cake pops 1

The Ingredients! Muwhahahah!

I readied myself with a $12 cake-pop mould-tin from K-mart, though admittedly, I wasn’t too sure about it. Looked to me like the thing would leak and make a helluva mess, if it worked at all. But thankfully, I was saved by the Angel of Cake Advice, the owner of my local cake-supply shop. “Don’t bake them,” she said. “Cheat! Mashed Tim-Tams and cream cheese. That’s all there is to it!” And she was right. Gloriously, deliciously right. Here’s how:

cake pops 3

Scolpt

What You Need:

  • 1 packet of Tim-Tam biscuits.
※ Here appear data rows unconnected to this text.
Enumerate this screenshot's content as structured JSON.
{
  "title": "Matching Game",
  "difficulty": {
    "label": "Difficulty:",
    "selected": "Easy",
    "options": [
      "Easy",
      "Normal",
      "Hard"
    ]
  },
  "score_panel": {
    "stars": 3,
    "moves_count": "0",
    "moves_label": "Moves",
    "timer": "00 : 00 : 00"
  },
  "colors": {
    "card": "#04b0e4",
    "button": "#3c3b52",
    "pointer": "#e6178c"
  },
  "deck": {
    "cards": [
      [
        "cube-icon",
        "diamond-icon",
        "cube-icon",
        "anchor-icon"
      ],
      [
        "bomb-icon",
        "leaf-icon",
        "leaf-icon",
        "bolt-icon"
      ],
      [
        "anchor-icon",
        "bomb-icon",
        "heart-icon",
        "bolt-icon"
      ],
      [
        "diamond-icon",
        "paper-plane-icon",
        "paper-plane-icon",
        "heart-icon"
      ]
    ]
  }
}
For those of you outside Australia who might have difficulty getting your hands on our national treat, apparently Oreos work too.
  • 80g of cream cheese. I used the Philadelphia brand.
  • Chocolate for dipping.
  • Chocolate food colouring.
  • Mouldable chocolate for decorations.
  • Ice cream sticks or similar. I used plastic ones from my Cake Shop.
  • cake pops 2

    Getting there …

 

How it’s Done:

I made a triple batch with three packets of Tim-Tams and 240g of cream cheese. All you need to do is throw the biscuits into a food processor, give them a bit of a buzz, then add the cream cheese and process until combined. That’s it. Truly.

Next, roll teaspoon sized scoops of the Tim Tam mix in your hands to make ball-shapes. I kept some as balls, flattened others out into disk shapes (for the crabs) and then for the turtles, just flattened the bottoms. Place on a tray or plate with baking paper. Refridgerate.

cake pops 5

Taking shape

While your balls are chilling, melt a small cupful of chocolate. I use the microwave. Remove the chilled balls, dip the end of a stick into the chocolate, and then into the ball shape. I found it easiest to place upright in a glass, then back in the fridge to set.

While your shapes on sticks are chilling again, it’s time to make up the accessories that will turn your balls into sea creatures. I used mouldable chocolate, which is kind of like plasticine – but waaay yummier – for mine. This stuff comes already coloured, so it makes your life much easier. Fins and tails for the fish, nippers for the crabs, heads, feet and a tail for the turtles. Oh, and eyeballs for all of them. Don’t forget the eyeballs!

cake pops 6

Almost party time

Working with one type of creature at a time, melt more chocolate. This time, use a bowl and don’t skimp on the amount. You need to be able to dip your shapes so that they’re entirely covered. For the turtles I used dark chocolate, the crabs and fish I used coloured white chocolate (make sure you use chocolate-friendly colouring). It’s easiest to make one creature at a time – dip it in the chocolate, wait for the drips to stop, then add its accessories. After setting, I added smiley faces and pupils in the eyes with an edible marker pen.

And the cupcakes? Yeah, they were a cheat too. Packet mix (both chocolate and vanilla), commercial frosting – vanilla – piped on top, then with blue spray colour (just like spray paint in a can) gave them a quick whiz over, and added store-purchased candy sea creatures. Too easy! And yes, the birthday boy was thrilled.

cake pops 4

Doneski! Under the Sea pops  to go with a Giant Blue Fish Cake